START DATASET ENTRIES

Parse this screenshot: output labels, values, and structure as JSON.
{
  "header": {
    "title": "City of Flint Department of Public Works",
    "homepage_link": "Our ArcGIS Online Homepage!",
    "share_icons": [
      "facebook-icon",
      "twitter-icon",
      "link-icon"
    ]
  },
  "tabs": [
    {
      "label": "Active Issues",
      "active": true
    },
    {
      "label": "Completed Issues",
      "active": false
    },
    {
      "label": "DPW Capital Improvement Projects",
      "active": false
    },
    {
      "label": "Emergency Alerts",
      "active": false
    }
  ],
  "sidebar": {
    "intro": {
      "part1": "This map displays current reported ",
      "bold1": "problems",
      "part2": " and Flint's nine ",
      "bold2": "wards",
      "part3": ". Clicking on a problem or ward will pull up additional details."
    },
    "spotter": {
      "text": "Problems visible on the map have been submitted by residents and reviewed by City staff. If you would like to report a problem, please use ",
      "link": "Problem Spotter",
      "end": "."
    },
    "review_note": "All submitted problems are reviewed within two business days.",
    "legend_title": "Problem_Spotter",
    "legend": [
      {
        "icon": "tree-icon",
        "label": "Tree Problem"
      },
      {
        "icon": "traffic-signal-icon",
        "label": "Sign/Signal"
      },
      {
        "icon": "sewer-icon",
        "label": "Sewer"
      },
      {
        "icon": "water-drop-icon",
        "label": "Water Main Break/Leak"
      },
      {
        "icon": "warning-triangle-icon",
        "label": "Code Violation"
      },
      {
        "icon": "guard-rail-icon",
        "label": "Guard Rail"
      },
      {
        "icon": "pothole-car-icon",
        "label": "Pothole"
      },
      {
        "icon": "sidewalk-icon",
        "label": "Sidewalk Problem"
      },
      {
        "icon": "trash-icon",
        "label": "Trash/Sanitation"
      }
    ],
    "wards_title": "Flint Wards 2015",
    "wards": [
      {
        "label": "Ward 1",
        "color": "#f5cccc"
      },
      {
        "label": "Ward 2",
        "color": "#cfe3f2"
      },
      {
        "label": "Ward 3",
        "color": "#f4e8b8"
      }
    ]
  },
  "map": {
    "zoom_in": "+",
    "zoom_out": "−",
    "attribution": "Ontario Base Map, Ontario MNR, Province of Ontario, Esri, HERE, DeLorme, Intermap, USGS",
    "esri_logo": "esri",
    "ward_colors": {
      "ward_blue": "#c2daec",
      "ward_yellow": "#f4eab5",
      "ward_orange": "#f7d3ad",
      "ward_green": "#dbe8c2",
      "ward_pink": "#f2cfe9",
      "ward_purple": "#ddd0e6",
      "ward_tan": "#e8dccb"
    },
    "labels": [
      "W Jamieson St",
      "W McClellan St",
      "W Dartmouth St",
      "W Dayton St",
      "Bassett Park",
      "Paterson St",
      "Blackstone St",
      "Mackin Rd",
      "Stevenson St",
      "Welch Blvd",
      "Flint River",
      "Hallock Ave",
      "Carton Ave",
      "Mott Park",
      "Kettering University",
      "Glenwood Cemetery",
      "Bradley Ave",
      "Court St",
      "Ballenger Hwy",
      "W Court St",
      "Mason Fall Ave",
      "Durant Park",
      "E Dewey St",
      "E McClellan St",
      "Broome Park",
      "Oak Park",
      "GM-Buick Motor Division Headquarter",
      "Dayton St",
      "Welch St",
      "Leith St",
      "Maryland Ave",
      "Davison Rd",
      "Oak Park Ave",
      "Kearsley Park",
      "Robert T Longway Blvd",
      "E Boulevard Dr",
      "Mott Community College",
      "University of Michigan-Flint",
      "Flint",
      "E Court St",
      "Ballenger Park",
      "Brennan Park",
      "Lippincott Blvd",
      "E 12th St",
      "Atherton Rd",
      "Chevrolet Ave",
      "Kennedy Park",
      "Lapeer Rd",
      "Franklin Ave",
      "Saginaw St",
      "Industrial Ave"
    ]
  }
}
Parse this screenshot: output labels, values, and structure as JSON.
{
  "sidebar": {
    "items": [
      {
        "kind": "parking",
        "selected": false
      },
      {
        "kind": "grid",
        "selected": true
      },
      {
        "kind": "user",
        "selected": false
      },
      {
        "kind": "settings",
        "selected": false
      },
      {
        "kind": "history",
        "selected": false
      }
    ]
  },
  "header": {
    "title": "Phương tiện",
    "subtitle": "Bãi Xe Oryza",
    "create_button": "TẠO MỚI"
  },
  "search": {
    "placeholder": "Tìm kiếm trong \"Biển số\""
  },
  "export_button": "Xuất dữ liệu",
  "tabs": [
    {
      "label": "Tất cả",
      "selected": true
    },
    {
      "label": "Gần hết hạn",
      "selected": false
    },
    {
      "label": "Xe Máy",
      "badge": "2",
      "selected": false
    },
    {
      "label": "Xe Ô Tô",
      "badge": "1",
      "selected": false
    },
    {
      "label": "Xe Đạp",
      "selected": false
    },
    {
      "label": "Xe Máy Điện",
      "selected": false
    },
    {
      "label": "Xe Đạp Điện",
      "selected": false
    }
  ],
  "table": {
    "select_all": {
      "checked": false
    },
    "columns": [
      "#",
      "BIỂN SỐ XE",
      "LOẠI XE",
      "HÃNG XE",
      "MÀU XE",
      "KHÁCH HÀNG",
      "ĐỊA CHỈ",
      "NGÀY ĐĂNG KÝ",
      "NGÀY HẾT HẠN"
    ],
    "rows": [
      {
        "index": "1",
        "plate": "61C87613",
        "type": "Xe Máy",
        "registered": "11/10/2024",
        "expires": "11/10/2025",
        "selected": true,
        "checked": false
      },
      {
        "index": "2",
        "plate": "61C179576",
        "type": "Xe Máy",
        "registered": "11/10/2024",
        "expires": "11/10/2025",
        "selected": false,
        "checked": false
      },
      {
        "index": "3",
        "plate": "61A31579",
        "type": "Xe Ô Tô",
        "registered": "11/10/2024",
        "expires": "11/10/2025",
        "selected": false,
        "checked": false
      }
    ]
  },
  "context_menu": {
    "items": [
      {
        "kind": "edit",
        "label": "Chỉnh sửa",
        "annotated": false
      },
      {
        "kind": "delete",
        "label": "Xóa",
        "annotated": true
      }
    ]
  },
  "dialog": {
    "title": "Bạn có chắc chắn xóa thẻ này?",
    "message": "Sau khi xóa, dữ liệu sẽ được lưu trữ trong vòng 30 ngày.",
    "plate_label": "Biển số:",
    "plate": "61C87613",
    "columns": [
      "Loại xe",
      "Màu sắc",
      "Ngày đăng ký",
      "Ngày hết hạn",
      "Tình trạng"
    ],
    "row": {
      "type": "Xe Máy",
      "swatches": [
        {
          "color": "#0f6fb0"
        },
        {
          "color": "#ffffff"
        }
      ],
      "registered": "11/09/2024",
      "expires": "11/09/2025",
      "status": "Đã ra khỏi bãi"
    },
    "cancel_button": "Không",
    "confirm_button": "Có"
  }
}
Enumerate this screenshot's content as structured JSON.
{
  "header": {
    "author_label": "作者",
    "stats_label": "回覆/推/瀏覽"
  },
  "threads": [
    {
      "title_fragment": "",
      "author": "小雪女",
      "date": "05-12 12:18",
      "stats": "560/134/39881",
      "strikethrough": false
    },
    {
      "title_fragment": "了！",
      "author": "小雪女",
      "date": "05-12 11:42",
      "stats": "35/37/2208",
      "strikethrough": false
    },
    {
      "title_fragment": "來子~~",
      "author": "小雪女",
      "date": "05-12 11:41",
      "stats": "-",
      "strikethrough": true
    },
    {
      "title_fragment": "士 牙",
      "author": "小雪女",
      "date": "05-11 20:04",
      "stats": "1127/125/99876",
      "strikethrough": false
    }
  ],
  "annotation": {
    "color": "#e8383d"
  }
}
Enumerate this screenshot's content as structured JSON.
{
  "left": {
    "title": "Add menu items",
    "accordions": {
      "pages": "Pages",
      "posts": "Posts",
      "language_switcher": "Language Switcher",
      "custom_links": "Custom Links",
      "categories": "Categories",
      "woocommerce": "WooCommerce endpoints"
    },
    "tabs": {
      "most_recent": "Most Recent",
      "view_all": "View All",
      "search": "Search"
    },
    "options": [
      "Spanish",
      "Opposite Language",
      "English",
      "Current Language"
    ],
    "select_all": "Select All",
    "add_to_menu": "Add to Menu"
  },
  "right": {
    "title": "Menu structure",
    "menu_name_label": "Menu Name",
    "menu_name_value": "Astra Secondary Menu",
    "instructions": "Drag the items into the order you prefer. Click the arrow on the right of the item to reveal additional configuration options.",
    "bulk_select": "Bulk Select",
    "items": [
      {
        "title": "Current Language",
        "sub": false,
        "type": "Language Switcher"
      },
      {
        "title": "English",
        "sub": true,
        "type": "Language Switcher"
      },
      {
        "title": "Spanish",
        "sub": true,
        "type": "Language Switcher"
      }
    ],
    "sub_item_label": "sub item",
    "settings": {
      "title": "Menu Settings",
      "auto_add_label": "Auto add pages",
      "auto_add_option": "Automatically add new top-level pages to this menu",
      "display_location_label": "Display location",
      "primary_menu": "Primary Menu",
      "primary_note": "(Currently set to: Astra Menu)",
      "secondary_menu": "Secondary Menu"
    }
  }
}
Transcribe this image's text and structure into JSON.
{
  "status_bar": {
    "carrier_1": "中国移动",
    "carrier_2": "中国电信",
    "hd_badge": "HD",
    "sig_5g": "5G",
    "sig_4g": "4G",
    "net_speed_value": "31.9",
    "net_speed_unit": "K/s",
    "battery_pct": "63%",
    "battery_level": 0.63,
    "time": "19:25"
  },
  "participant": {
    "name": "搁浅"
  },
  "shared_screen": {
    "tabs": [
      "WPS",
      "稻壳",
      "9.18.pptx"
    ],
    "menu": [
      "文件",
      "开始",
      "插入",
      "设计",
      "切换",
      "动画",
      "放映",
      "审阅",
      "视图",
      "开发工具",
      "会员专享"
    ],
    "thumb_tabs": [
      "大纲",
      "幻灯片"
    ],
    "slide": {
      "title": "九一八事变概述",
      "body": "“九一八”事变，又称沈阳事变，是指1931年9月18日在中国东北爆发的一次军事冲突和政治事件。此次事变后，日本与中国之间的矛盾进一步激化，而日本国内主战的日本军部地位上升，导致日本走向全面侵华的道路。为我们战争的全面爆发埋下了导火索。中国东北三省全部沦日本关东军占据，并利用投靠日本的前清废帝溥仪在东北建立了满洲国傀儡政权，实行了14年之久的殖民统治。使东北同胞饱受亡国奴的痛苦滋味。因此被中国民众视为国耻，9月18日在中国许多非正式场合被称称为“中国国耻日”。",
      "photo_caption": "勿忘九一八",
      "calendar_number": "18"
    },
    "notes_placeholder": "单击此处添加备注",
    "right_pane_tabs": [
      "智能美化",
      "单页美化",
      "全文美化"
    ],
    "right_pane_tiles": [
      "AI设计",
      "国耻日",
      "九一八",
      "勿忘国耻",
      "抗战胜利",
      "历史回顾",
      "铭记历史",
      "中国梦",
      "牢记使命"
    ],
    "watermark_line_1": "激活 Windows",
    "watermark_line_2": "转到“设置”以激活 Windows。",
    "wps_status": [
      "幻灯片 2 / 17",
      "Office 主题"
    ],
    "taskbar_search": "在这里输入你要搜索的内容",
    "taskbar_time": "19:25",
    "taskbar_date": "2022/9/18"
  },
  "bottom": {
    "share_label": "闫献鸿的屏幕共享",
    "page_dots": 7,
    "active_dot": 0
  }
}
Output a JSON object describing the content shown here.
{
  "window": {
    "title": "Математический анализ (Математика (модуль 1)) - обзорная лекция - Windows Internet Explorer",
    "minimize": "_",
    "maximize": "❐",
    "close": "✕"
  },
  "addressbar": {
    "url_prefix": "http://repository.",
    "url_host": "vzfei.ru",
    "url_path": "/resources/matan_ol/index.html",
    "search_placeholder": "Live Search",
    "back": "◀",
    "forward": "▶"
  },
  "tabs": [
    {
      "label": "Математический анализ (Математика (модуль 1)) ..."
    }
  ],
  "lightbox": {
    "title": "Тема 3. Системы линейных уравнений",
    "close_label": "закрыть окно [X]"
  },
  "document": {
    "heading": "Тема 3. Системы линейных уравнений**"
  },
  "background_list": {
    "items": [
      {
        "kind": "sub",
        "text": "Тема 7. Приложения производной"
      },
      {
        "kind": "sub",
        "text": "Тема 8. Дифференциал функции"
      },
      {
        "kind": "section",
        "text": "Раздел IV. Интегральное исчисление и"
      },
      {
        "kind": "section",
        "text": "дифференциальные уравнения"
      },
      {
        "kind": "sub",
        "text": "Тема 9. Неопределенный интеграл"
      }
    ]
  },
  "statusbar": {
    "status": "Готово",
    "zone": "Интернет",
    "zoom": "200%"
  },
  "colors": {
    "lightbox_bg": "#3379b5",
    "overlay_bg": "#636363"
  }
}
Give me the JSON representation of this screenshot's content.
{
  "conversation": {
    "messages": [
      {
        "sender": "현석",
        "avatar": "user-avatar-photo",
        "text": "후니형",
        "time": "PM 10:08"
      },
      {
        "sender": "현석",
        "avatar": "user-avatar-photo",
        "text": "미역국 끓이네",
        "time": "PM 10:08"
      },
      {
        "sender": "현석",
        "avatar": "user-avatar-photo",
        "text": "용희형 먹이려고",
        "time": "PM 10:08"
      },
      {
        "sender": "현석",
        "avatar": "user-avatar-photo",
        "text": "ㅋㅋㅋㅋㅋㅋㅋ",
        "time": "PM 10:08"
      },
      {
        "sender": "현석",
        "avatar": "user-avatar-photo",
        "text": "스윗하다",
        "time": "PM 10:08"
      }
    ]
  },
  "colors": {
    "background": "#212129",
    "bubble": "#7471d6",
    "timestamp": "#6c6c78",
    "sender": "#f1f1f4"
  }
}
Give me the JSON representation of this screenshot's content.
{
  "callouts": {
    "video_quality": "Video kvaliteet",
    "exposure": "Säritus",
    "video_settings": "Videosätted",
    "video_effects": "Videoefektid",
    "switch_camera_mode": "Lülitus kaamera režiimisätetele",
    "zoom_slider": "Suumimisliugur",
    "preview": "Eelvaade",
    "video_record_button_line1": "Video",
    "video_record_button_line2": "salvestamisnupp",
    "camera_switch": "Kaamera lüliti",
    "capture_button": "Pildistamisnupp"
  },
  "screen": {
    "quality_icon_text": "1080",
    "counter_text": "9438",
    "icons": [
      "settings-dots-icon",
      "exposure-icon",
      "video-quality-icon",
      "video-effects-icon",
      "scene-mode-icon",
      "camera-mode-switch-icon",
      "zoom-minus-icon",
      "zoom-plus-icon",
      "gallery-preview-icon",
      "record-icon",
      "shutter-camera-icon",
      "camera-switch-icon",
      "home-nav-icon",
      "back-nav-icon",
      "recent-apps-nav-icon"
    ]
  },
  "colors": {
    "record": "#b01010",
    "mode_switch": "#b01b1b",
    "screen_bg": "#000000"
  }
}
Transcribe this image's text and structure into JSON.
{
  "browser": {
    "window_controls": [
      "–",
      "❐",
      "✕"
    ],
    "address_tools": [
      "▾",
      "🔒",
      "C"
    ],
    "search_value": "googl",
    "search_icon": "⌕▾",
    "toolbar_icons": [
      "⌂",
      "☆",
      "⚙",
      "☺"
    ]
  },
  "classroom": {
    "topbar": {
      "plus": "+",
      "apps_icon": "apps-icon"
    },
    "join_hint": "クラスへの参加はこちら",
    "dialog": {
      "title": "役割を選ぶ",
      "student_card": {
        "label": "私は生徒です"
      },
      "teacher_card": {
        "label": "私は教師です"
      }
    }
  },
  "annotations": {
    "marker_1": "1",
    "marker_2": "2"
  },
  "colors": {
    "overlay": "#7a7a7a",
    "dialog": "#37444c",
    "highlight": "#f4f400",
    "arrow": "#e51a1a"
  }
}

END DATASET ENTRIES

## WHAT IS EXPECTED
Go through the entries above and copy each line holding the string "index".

## EXERCISE ANSWER
        "index": "1",
        "index": "2",
        "index": "3",
    "url_path": "/resources/matan_ol/index.html",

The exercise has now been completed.